**Action item**
Pick out each line of the records in which the word "Ramka" appears.

(Stored records)
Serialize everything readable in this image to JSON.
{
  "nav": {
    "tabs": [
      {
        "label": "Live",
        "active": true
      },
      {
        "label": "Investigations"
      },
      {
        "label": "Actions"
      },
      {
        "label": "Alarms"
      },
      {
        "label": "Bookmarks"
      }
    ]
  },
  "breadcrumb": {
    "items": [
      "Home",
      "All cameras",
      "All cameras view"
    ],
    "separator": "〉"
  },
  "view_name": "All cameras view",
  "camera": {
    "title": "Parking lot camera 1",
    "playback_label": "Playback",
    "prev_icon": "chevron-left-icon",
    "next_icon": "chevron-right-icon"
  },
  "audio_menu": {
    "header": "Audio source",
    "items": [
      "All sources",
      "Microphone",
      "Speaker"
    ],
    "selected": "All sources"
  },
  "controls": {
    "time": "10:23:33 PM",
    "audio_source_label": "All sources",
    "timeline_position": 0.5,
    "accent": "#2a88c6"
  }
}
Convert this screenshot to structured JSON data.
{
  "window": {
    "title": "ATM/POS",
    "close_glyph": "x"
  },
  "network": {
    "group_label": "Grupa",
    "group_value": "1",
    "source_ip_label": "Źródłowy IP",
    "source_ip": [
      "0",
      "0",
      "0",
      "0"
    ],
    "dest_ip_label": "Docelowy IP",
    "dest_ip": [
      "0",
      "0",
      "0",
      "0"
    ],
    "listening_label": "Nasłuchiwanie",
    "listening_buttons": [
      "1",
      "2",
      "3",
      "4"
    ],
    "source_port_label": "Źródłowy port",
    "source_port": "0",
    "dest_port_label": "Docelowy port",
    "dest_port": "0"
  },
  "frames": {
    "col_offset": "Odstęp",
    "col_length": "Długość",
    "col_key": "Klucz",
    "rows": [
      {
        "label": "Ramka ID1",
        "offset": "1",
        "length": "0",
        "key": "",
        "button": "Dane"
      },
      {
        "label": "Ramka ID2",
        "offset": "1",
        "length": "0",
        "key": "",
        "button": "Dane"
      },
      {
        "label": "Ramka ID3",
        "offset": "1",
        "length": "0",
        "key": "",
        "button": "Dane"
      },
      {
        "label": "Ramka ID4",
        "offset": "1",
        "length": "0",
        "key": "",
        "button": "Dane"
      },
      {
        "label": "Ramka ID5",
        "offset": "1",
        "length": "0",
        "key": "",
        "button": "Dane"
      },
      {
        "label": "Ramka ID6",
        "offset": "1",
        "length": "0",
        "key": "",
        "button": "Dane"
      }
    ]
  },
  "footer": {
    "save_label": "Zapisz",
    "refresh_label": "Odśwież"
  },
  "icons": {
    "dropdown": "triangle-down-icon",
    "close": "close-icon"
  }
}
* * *
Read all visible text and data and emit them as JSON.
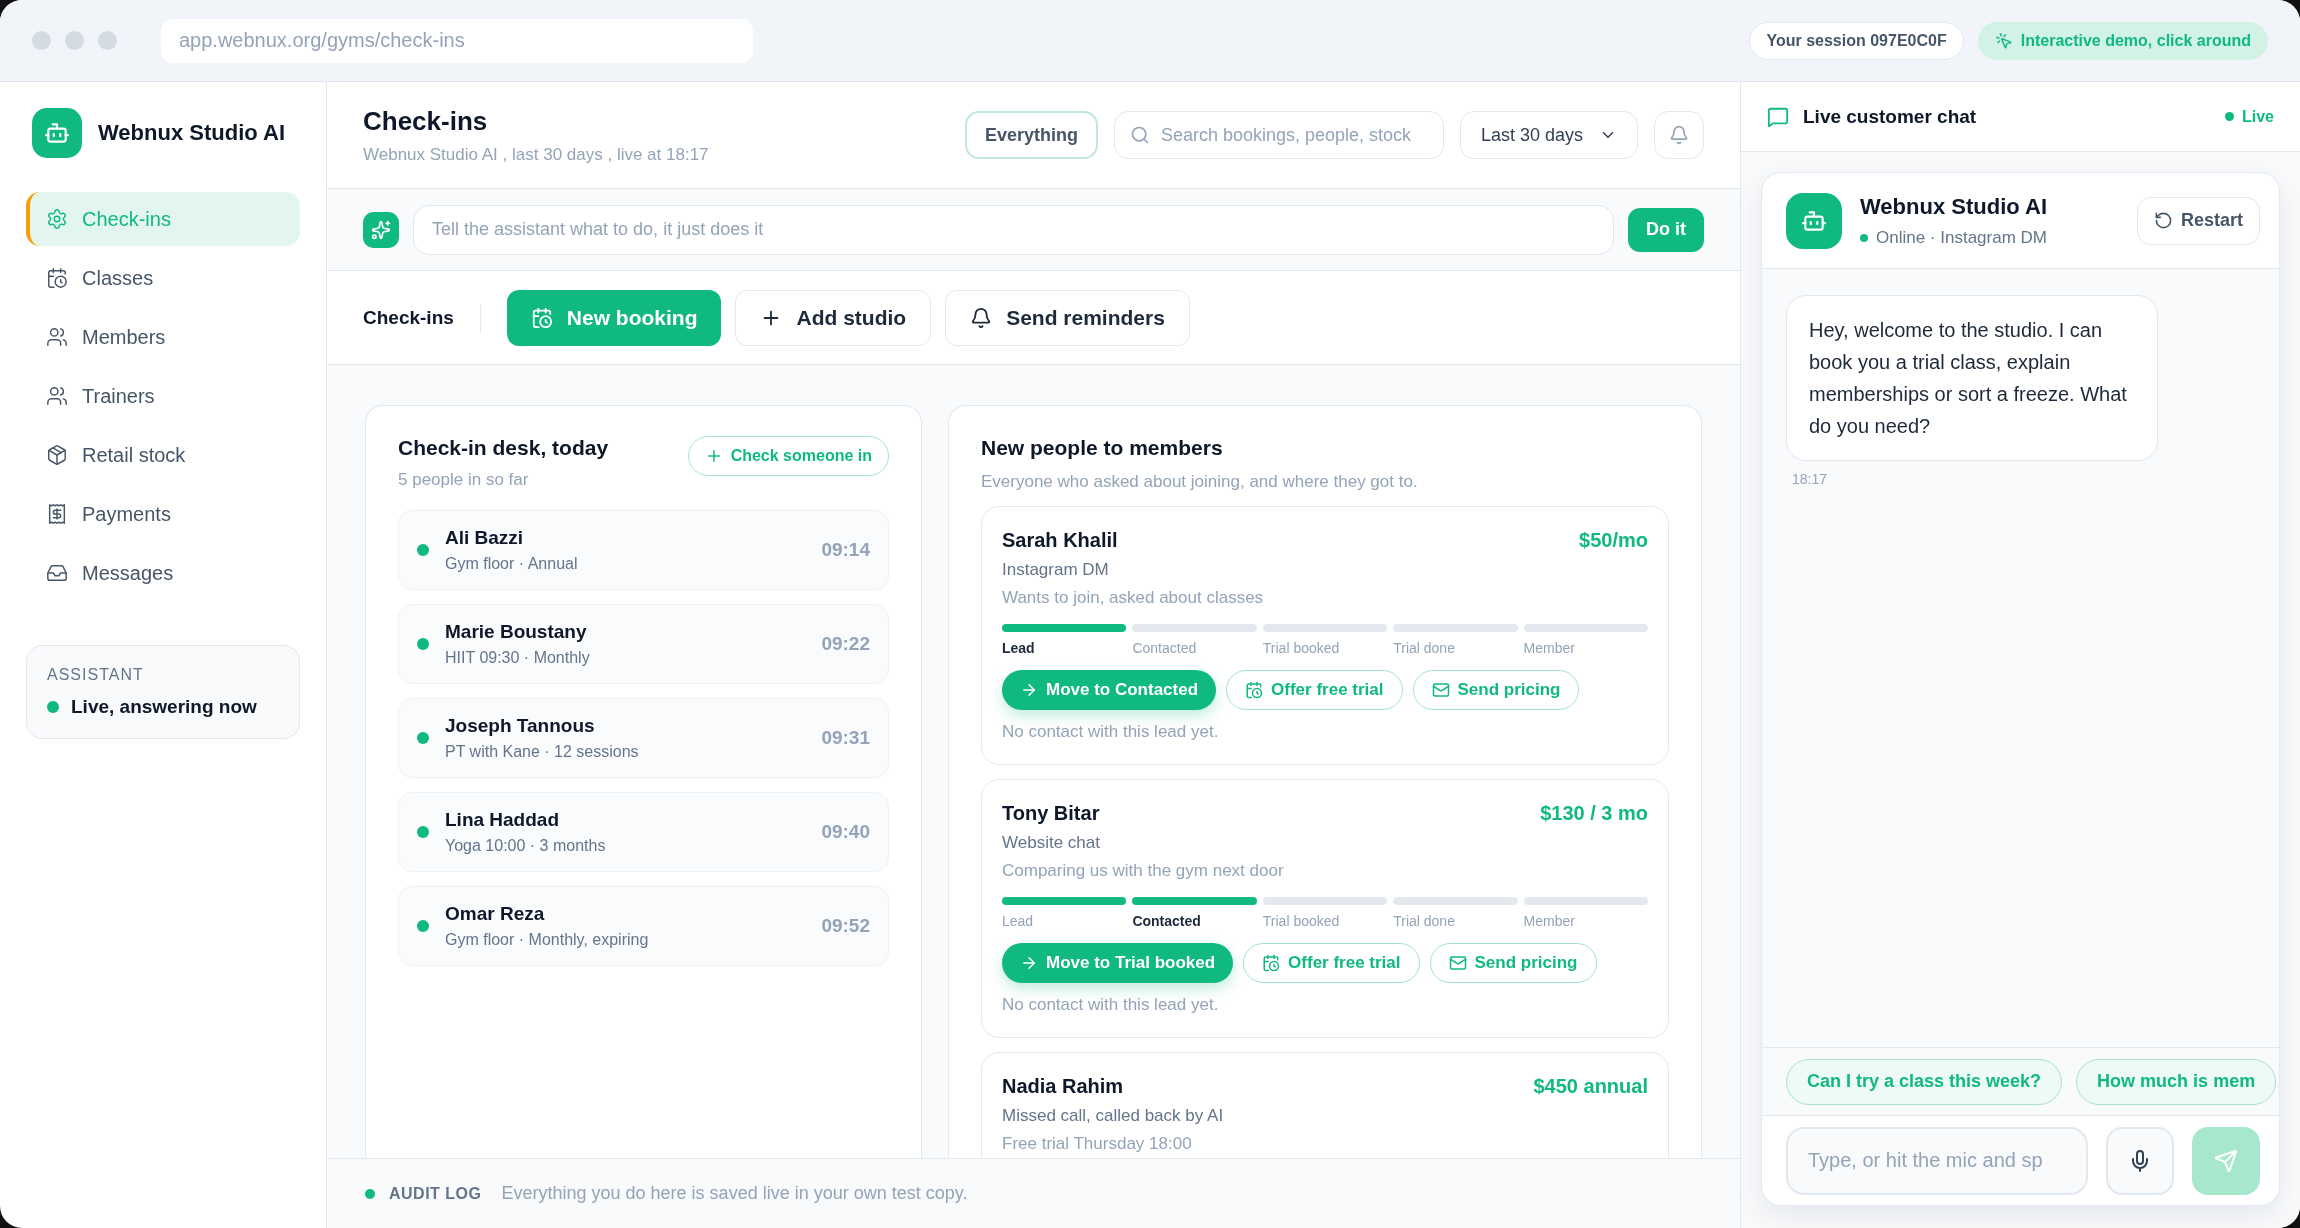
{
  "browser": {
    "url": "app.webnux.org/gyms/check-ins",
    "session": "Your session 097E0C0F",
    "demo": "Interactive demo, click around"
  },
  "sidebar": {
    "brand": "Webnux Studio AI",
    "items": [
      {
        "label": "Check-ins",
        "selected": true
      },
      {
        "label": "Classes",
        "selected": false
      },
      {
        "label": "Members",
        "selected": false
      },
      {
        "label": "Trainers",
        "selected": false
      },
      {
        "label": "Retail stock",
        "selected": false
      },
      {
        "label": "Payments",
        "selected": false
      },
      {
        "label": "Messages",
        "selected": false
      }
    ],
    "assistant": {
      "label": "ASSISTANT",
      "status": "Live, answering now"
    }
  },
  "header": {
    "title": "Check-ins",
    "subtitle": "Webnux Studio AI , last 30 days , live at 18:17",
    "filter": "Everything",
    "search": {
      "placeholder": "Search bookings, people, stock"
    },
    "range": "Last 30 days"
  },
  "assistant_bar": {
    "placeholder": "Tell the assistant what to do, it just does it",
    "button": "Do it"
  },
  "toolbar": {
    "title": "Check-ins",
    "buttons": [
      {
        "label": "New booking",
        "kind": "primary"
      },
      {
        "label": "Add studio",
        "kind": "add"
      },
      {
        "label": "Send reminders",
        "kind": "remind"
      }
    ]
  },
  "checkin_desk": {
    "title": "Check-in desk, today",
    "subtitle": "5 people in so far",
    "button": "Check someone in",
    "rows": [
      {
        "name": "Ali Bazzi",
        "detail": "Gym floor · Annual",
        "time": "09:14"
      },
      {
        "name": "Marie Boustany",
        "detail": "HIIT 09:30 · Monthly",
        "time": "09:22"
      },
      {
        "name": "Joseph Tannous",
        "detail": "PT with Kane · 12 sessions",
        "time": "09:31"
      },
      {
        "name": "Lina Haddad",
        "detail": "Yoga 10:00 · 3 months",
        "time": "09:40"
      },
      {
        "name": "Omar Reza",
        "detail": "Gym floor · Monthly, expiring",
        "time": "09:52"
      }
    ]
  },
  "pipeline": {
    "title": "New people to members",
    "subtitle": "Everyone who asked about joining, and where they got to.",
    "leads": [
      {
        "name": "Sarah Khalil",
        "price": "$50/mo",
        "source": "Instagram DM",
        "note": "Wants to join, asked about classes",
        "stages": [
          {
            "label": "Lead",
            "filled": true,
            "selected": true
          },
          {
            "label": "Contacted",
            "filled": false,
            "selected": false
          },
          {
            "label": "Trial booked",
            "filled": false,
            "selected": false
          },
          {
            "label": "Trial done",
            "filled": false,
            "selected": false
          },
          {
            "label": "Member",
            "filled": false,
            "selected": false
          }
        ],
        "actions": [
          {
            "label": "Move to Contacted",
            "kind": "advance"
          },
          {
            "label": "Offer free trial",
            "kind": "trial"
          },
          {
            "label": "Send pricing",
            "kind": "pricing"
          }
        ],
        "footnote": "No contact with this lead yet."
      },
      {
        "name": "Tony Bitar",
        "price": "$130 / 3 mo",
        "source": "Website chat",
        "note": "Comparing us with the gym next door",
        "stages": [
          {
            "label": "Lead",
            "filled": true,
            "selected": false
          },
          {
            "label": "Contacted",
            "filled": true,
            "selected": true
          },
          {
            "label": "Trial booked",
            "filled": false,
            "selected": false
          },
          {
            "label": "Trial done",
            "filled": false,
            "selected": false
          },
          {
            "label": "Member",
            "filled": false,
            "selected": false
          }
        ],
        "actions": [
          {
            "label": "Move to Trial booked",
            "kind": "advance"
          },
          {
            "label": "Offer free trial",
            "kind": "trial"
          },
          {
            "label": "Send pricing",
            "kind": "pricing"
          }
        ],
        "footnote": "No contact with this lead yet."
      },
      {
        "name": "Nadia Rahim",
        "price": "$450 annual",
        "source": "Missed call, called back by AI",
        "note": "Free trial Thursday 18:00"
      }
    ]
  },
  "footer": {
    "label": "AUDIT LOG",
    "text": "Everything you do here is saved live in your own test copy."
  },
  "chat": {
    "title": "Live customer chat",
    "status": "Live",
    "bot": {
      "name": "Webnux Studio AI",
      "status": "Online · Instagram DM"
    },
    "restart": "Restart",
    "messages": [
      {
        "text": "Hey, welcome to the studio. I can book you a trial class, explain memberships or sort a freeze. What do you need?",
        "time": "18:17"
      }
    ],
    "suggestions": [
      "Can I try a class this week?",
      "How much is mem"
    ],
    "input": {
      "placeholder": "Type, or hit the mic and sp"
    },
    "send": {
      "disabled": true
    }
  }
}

**Solution to the problem**
        "label": "Ramka ID1",
        "label": "Ramka ID2",
        "label": "Ramka ID3",
        "label": "Ramka ID4",
        "label": "Ramka ID5",
        "label": "Ramka ID6",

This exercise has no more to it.